Gina Terry was an EMT for Mount Hope and the surrounding community for years, but when career advancement threatened to take her out of town, arrangements were made to keep her in Mt. Hope; her skills were too valuable to let go.
Remaining in Mt. Hope
Gina had been offered a position at a doctor’s office in Wichita. Having completed her training programs, serving as an EMT, and EMT intermediate, and as a driver for the Mt. Hope ambulatory service, Gina was a valued member of the town’s EMS team. When board members heard that she was planning to make the move to Wichita, they decided to find her a position that would allow her to remain in Mt. Hope. This way, she could continue to run EMT calls, no matter what time of day, because she would then be both living and working in Mt. Hope.
Terry Begins her Career at Mt. Hope Nursing Center
So, she began her position as a CNA at Mount Hope Nursing Center in 2002, while still running calls.
“I might have been giving a resident here a bath, and our emergency phone would ring. So, someone would come trade me places and takeover the bath and I’d go down to the station. I’d jump on an ambulance, do that, and then come back and pick up whatever was left of my job to do,” Terry said.

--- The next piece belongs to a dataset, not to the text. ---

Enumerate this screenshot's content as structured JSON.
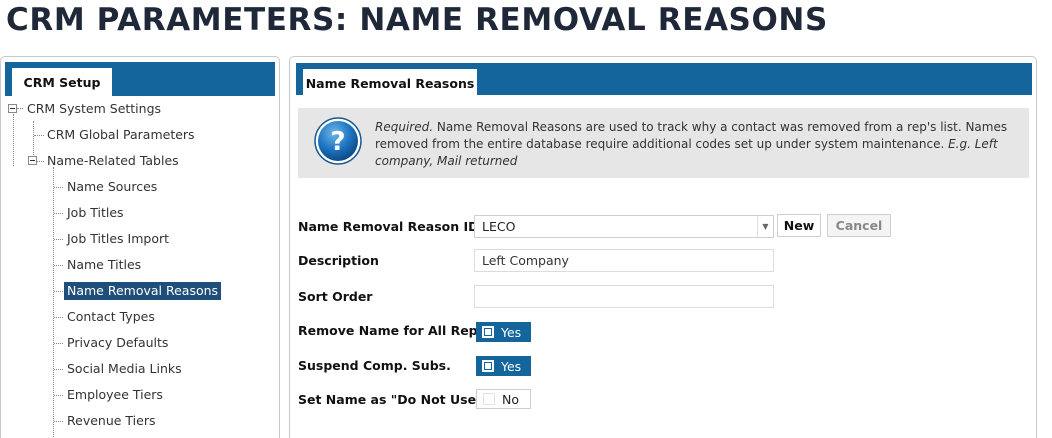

While at Mount Hope Nursing Center, she moved through the ranks, serving in almost every role possible at the nursing home. She spent a year-and-a-half as a CNA, three years as a restorative aide, and another year-and-a-half as activities director before taking over as the social services director. During this time, Terry remembers running calls being a little different.
“It was better when I was on the floor in scrubs, because when I took over Social Services, I had to be in business dress, so when I was running through the emergency room at St. Francis in a dress and heels, people were like, ‘oh, you’re that weird chick from Mt. Hope,’” Terry said with a laugh.
An Administrator with a Unique Background
In 2015, after serving as the social services director for eight years, Terry accepted a position as administrator and said goodbye to running EMT calls (though she still serves as a driver!).
Through her background as an EMT, Terry has acquired a unique set of skills for a nursing home administrator. Among those, she says, is an ability to handle people in crisis.
“whether that’s the patients themselves or the families of those affected, I’ve learned to handle these situations and to really have empathy for everyone involved,” she said. “I am naturally a caregiver. We all have gifts and talents, and that’s just who I am.”
During her time at Mt. Hope, Terry has been surprised and inspired time and time again by human resiliency.
“I’ve seen residents who really struggled, who needed help with everything that they did, but they just kept on going. They got up every day and they did it. It’s amazing to see what people can go through. That’s what helped make me stronger. ”
Though Terry’s role as administrator came with a lot of responsibilities, she remains focused on making people her priority. She can often be found in the rooms of her residents, talking with them, keeping them company and making sure they are comfortable. Terry truly has a heart for her work, and it’s displayed in the care she gives her residents, each of which she knows by name. Terry and her skilled staff work with residents to build close, personal relationships that create an environment that feels like home.
“When you do what you love, it’s not a job,” Terry said.